### Directions for this task
The result should be an exact copy of the data, free of pictures.

### Supplied entries

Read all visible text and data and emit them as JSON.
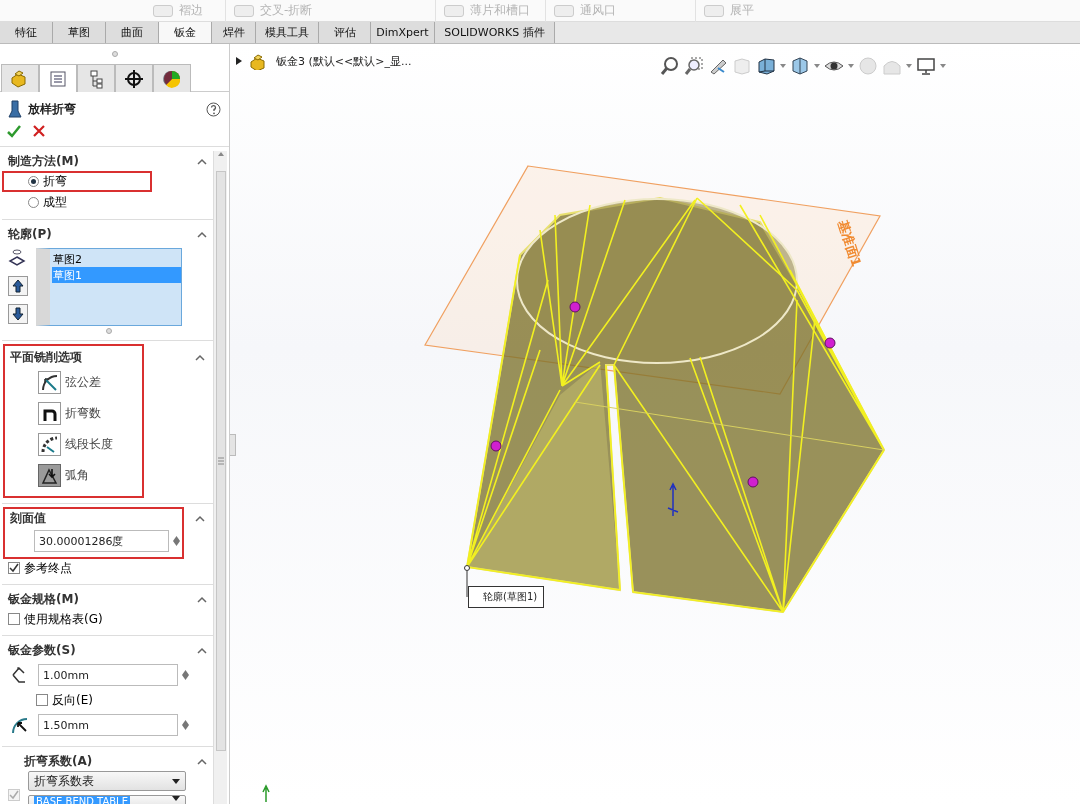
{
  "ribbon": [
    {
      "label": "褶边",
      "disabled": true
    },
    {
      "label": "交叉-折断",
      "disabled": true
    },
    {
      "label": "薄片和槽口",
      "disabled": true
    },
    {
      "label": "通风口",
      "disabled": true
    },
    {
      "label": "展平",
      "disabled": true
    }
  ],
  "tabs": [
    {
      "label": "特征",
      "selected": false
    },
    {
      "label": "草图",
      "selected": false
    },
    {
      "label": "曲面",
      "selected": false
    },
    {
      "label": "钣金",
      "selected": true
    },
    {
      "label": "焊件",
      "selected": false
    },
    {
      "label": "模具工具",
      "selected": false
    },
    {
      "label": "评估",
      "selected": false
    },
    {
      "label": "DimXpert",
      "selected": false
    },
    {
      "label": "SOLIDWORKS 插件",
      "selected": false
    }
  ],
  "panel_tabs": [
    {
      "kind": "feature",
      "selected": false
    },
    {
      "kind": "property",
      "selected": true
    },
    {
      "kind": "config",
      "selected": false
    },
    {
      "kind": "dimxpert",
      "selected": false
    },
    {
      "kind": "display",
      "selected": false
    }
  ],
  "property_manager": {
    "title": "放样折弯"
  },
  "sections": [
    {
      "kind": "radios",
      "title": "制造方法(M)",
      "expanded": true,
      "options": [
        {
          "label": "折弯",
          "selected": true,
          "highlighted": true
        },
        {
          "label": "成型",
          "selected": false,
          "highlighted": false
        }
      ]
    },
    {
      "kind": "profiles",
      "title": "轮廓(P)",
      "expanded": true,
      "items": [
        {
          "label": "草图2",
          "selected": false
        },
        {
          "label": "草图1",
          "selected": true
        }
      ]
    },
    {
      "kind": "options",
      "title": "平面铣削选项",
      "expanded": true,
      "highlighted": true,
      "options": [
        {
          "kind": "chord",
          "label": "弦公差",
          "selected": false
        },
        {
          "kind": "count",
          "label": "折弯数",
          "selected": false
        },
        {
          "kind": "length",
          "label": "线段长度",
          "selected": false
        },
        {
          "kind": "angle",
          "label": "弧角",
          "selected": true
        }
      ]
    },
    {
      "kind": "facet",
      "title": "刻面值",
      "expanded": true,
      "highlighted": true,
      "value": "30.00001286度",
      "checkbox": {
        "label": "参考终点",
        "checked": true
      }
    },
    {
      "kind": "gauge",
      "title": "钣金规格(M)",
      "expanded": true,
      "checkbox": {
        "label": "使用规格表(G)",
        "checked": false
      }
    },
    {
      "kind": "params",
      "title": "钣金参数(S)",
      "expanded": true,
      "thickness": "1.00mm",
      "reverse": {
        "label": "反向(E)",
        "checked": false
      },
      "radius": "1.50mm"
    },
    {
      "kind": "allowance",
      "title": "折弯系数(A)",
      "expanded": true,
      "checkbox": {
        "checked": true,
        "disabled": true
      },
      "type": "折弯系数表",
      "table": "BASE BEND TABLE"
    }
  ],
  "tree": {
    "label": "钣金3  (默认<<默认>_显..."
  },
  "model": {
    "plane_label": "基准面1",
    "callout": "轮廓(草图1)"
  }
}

### Solution to the exercise
Read all visible text and data and emit them as JSON.
{
  "ribbon": [
    {
      "label": "褶边",
      "disabled": true
    },
    {
      "label": "交叉-折断",
      "disabled": true
    },
    {
      "label": "薄片和槽口",
      "disabled": true
    },
    {
      "label": "通风口",
      "disabled": true
    },
    {
      "label": "展平",
      "disabled": true
    }
  ],
  "tabs": [
    {
      "label": "特征",
      "selected": false
    },
    {
      "label": "草图",
      "selected": false
    },
    {
      "label": "曲面",
      "selected": false
    },
    {
      "label": "钣金",
      "selected": true
    },
    {
      "label": "焊件",
      "selected": false
    },
    {
      "label": "模具工具",
      "selected": false
    },
    {
      "label": "评估",
      "selected": false
    },
    {
      "label": "DimXpert",
      "selected": false
    },
    {
      "label": "SOLIDWORKS 插件",
      "selected": false
    }
  ],
  "panel_tabs": [
    {
      "kind": "feature",
      "selected": false
    },
    {
      "kind": "property",
      "selected": true
    },
    {
      "kind": "config",
      "selected": false
    },
    {
      "kind": "dimxpert",
      "selected": false
    },
    {
      "kind": "display",
      "selected": false
    }
  ],
  "property_manager": {
    "title": "放样折弯"
  },
  "sections": [
    {
      "kind": "radios",
      "title": "制造方法(M)",
      "expanded": true,
      "options": [
        {
          "label": "折弯",
          "selected": true,
          "highlighted": true
        },
        {
          "label": "成型",
          "selected": false,
          "highlighted": false
        }
      ]
    },
    {
      "kind": "profiles",
      "title": "轮廓(P)",
      "expanded": true,
      "items": [
        {
          "label": "草图2",
          "selected": false
        },
        {
          "label": "草图1",
          "selected": true
        }
      ]
    },
    {
      "kind": "options",
      "title": "平面铣削选项",
      "expanded": true,
      "highlighted": true,
      "options": [
        {
          "kind": "chord",
          "label": "弦公差",
          "selected": false
        },
        {
          "kind": "count",
          "label": "折弯数",
          "selected": false
        },
        {
          "kind": "length",
          "label": "线段长度",
          "selected": false
        },
        {
          "kind": "angle",
          "label": "弧角",
          "selected": true
        }
      ]
    },
    {
      "kind": "facet",
      "title": "刻面值",
      "expanded": true,
      "highlighted": true,
      "value": "30.00001286度",
      "checkbox": {
        "label": "参考终点",
        "checked": true
      }
    },
    {
      "kind": "gauge",
      "title": "钣金规格(M)",
      "expanded": true,
      "checkbox": {
        "label": "使用规格表(G)",
        "checked": false
      }
    },
    {
      "kind": "params",
      "title": "钣金参数(S)",
      "expanded": true,
      "thickness": "1.00mm",
      "reverse": {
        "label": "反向(E)",
        "checked": false
      },
      "radius": "1.50mm"
    },
    {
      "kind": "allowance",
      "title": "折弯系数(A)",
      "expanded": true,
      "checkbox": {
        "checked": true,
        "disabled": true
      },
      "type": "折弯系数表",
      "table": "BASE BEND TABLE"
    }
  ],
  "tree": {
    "label": "钣金3  (默认<<默认>_显..."
  },
  "model": {
    "plane_label": "基准面1",
    "callout": "轮廓(草图1)"
  }
}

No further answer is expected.